Data excerpts
Segment Open
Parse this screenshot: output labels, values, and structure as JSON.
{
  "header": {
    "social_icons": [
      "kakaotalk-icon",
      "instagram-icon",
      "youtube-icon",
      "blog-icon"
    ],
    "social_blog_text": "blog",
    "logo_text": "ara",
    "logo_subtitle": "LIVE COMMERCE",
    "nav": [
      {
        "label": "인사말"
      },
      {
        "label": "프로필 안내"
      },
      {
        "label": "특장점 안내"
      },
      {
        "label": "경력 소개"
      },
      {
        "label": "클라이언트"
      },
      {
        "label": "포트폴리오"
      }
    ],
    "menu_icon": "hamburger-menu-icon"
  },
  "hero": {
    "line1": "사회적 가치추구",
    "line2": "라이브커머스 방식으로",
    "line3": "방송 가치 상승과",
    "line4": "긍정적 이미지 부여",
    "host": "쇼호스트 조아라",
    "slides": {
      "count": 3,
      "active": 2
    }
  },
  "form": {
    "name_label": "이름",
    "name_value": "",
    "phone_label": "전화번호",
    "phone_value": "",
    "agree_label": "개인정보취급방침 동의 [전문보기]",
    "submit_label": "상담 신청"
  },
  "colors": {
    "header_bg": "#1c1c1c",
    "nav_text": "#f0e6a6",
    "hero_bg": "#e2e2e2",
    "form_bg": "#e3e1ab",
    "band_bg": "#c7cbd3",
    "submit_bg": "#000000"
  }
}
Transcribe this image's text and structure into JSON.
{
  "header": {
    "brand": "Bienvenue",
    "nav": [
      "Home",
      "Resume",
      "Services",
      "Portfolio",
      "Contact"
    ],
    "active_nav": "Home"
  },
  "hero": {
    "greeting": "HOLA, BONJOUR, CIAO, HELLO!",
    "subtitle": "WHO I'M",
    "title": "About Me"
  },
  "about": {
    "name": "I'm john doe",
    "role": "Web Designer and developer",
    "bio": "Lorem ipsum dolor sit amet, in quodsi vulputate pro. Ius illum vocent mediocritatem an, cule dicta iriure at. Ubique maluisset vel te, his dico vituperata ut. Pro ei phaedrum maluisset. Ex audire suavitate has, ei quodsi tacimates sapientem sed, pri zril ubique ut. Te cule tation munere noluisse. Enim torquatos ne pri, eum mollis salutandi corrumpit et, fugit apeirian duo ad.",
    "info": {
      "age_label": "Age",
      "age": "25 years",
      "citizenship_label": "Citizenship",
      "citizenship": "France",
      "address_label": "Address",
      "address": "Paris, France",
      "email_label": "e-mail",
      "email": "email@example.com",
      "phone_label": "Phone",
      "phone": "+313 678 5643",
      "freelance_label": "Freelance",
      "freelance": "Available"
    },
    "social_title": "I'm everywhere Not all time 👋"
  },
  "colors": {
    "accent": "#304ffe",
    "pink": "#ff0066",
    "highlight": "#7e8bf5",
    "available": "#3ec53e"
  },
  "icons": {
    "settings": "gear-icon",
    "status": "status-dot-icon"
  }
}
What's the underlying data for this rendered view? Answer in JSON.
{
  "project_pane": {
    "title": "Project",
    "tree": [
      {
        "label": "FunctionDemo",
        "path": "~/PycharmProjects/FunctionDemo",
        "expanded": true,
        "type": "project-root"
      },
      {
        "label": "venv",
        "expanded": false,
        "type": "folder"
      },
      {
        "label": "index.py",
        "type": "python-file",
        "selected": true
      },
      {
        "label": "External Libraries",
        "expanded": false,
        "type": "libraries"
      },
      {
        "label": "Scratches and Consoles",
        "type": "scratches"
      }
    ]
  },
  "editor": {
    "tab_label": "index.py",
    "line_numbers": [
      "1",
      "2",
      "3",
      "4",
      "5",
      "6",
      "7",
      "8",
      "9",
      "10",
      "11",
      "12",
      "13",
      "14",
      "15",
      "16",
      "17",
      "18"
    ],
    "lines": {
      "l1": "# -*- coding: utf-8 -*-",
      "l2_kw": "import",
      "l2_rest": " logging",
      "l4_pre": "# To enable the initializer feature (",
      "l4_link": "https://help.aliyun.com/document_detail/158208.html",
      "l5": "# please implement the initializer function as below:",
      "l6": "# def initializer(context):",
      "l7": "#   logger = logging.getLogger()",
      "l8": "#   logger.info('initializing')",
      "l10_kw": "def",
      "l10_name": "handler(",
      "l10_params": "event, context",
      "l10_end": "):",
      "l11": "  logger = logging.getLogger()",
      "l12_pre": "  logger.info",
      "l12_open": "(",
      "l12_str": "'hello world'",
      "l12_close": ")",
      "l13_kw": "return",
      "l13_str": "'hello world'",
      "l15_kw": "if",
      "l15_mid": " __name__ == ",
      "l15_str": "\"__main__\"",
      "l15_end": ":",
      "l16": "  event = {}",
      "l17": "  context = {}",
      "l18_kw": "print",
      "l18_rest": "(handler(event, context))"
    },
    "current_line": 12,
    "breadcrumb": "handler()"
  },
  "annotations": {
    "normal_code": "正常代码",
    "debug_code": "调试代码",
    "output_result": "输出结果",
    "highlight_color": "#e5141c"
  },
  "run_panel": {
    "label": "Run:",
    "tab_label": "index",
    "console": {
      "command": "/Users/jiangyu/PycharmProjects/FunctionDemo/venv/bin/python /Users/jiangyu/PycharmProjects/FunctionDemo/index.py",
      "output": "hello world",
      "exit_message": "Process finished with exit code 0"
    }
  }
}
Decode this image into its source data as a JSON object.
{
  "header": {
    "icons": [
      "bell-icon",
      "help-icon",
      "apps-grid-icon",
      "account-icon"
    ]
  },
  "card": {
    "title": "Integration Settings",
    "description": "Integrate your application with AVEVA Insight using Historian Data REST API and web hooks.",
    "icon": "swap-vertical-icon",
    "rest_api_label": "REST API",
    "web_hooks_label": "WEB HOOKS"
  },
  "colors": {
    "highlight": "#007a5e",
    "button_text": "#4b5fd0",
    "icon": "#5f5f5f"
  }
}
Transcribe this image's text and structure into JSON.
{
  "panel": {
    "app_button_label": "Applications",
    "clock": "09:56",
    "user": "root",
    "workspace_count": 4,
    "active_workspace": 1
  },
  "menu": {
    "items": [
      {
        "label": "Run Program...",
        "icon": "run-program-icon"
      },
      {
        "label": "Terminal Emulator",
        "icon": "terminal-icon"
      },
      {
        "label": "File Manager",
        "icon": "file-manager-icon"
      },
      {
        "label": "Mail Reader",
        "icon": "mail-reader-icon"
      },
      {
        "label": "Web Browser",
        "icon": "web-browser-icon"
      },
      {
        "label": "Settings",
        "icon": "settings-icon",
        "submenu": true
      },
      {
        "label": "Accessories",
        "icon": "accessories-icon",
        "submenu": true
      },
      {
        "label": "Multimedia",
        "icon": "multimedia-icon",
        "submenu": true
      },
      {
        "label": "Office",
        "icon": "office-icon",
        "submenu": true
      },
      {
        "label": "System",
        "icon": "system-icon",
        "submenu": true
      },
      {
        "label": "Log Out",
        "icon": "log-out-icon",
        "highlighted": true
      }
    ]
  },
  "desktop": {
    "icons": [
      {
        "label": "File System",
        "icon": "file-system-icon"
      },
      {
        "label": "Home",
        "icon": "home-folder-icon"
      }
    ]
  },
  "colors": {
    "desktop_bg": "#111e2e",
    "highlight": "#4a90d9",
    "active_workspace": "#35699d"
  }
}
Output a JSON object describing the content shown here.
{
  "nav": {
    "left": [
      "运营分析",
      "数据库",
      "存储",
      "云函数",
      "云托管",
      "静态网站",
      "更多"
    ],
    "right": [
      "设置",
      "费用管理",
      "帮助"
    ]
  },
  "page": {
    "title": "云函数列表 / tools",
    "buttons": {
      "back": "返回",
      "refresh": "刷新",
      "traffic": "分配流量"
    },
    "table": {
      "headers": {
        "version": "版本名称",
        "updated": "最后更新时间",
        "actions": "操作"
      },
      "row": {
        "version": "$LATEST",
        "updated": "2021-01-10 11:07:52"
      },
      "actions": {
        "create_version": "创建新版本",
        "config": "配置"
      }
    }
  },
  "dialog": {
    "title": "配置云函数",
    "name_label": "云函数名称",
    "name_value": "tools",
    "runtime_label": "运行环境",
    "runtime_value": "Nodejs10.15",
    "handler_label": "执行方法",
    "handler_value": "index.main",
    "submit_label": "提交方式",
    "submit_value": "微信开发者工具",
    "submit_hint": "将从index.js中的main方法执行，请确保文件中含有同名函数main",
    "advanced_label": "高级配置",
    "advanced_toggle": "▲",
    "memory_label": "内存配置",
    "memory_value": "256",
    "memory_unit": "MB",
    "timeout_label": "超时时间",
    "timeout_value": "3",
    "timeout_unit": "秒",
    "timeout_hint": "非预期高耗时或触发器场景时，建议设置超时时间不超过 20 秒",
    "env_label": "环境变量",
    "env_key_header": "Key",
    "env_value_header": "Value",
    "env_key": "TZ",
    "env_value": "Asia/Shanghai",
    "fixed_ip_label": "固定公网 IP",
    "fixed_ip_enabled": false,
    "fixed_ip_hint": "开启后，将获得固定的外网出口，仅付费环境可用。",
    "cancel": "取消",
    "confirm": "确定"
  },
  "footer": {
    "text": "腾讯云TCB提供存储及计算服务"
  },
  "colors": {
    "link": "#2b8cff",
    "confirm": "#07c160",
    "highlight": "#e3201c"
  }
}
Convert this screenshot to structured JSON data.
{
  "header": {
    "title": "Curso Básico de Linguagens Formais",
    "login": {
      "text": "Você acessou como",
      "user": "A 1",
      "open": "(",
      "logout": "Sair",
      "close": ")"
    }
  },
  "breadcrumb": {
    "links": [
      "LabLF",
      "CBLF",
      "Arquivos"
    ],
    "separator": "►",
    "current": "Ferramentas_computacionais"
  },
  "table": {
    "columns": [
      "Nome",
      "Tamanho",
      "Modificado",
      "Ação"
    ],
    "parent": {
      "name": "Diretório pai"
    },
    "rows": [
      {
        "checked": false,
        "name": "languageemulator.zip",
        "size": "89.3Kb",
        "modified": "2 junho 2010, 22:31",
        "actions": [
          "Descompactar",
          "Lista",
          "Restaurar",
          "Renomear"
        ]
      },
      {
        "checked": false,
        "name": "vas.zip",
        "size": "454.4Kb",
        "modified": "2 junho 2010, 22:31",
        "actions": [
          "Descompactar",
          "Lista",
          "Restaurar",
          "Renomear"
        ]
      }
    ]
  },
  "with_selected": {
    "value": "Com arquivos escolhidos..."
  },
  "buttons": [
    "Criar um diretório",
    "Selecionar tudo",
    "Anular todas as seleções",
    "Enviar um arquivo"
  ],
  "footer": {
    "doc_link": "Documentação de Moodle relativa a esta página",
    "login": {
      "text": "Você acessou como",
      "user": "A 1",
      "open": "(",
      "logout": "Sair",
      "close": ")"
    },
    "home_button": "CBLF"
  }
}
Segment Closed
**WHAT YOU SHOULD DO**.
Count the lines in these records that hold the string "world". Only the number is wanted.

**ANSWER BOX**.
3